If you’ve been following #JafferFarm on Instagram, you’ve probably seen pictures of our adventures (and misadventures) in vegetable gardening. I can barely keep my cactus alive in the house, so why would I invest the time, money and energy into growing our own food?
- First and foremost, I’ve always wanted to try it. Just give it a go! I think that’s probably the most important reason for growing a vegetable garden, or doing anything, really. Why do gardens intrigue me? Why did I spend a fair chunk of my grad school years cutting out pictures of gardens and herbs from magazines? Why do my hands like the feel of moist, rich soil? Why do I love driving down farm roads? Why, as a college student, did I search real estate listings for hobby farms? I DON’T KNOW! And I don’t need to know. I just need to follow that curiosity and incorporate it into my suburban life. So, why NOT, really?
- Kids need to know what real food is. Since my kids were little (little-ER), I’ve always talked about food in terms of being real or not. For example, I ask them to choose real foods for their snacks, and as treats they can have something that’s not real. I know, it’s strange to treat yourself to something that isn’t necessarily good for you. But, whatever. The point is, I want them to know that real food grows, it has life, it has lived on land or in the sea or in the air. Because we also talk about God in our home, I incorporate that into how we talk about food. Did God make it or did people in a factory make it? That helps them determine what’s real. Considering my favourite snack is Lay’s Regular Potato Chips sprinkled with Louisiana Hot Sauce, I’m not judging people’s choices, but I’m hoping my kids can at least make educated decisions. Watching fruits and veggies grow, I think, cements the fact that Nature is super involved in this process!

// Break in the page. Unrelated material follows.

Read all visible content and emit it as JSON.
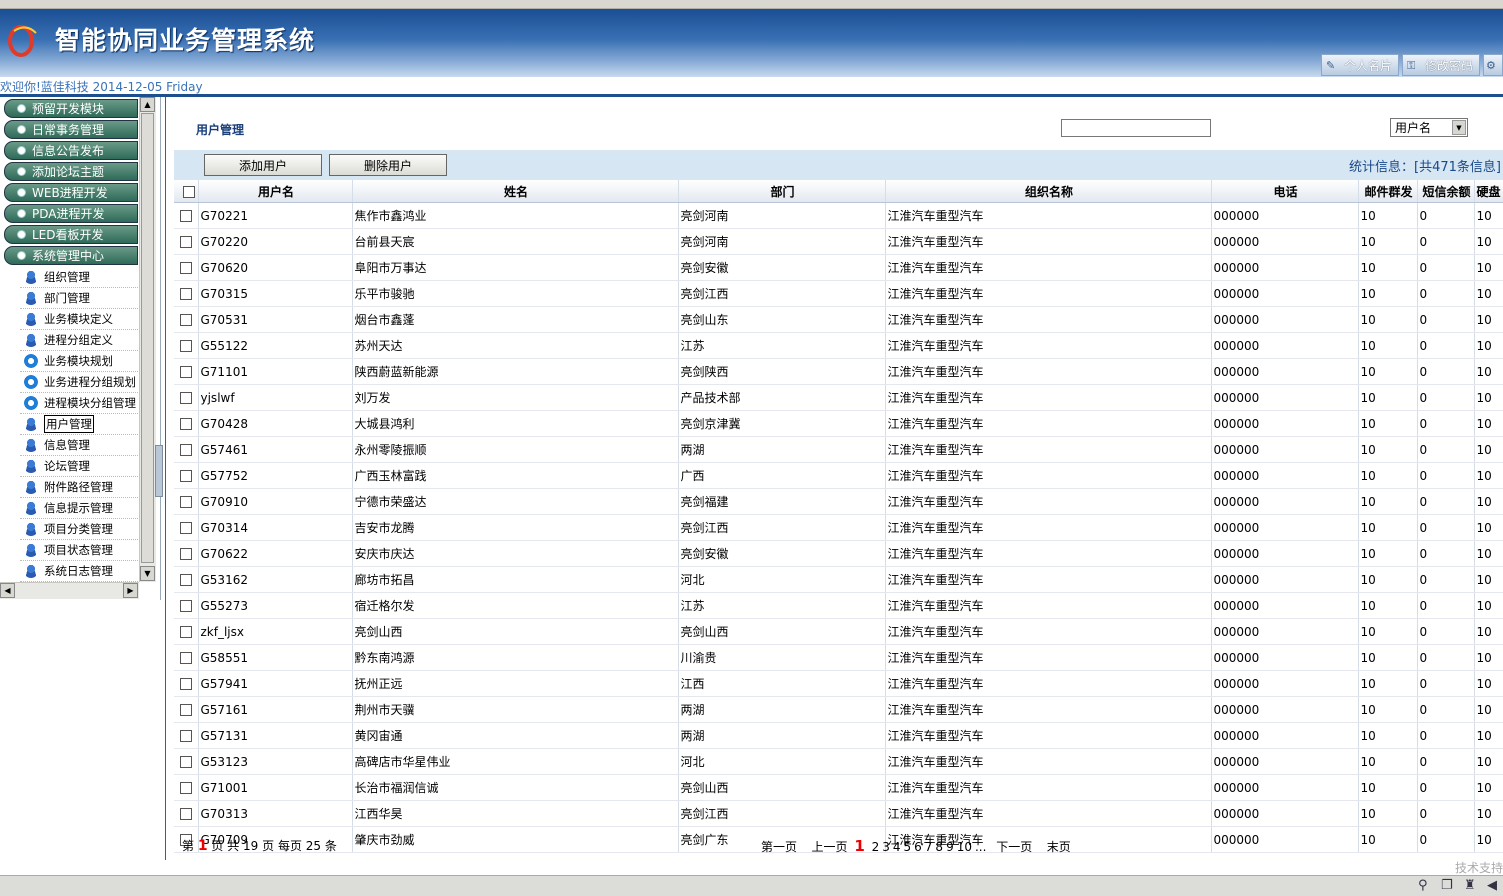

- It’s a cool family project. The kids were special helpers to my husband in the actual building of the planters. They helped us shop for seeds and plants after making a list of what they want to grow. They water the planters. And once we figure out what’s a weed and what’s not, they’ll be helping us pull out weeds! We’ve also had some mishaps in the construction part (actually had a planter completely fall apart once the soil was put in!), and the kids got to see how we handled the disappointment, re-built it with extra reinforcements and crossed our fingers for the best. Honestly, if they weren’t watching I think we would have used way more curse words. Also, the other day we figured out what’s been eating away at our zucchini plant: a small black bird. My daughter suggested she and her brother make a scarecrow. Who knows if that will work, but I am pleased they felt invested enough in this project that they are showing this initiative.
- I like knowing about my food. I cook a lot at home. I’d say 5 or 6 out of 7 days we’re eating fresh, from scratch meals. Or if we use jars, we’re pretty good about reading labels and make the best choices we can. This kind of takes it one step further where I know how the produce is grown, what kind of soil I’m using, the seeds, the plants, the water.
- I want to set my kids up to feel confident about using their hands to create things. That might sound weird. But you know, there isn’t a whole heckuva lot we have to do these days ‘from scratch’ or without computers. With vegetable gardening, there’s only so much you can read and research and ask people; at some point, you just gotta do it! Plant the freaking seeds and see what happens! Or doesn’t! From #4 you can see that I like to control things. So, this point is probably the most difficult for me. But at the same time, I’m beginning to see that this isn’t a dire situation. I’m very grateful that my family will survive if that damn bird eats all of my zucchini plants. There will be things that do work, and that will be our focus.
The amazing thing is, as we were building the planters, I received an email from Cristel Moubarak, Culinary Dietitian of NutriFoodie! When I read about how she teaches nutrition, food-literacy and cooking to kids and adults, I definitely wanted to learn more about these camps she’s been running since the summer of 2012. In particular, the From Ground to Table camp intrigued me because it totally aligns with our own veggie garden goals. There are many more camps for kids focused on food restrictions, identifying ‘phony’ foods, multicultural cooking, and overall wellness through moving and eating.
I know many parents are scrambling right now to find camps for their kids this summer to keep them entertained and engaged, and everything I’ve read about NutriFoodie made me want to point these out to you! I also loved learning that Cristel truly is about nutrition (the science and wellness aspect) AND she’s a foodie – someone who is passionate about flavours, and bringing people together through food.
I’m always happy to share businesses of passion with my readers, in particular small, budding ones that I believe are revolutionary. I also love that NutriFoodie supports local organizations through proceeds; this year, the donations will be benefiting Planted which is a food community that supports charities providing equitable and sustainable food security options.
So, there you have it – the reasons why we’ve taken the plunge known as #JafferFarm, plus some great camps you might want to sign up for! Don’t forget to check out the adult classes that may even be covered by your extended health plan.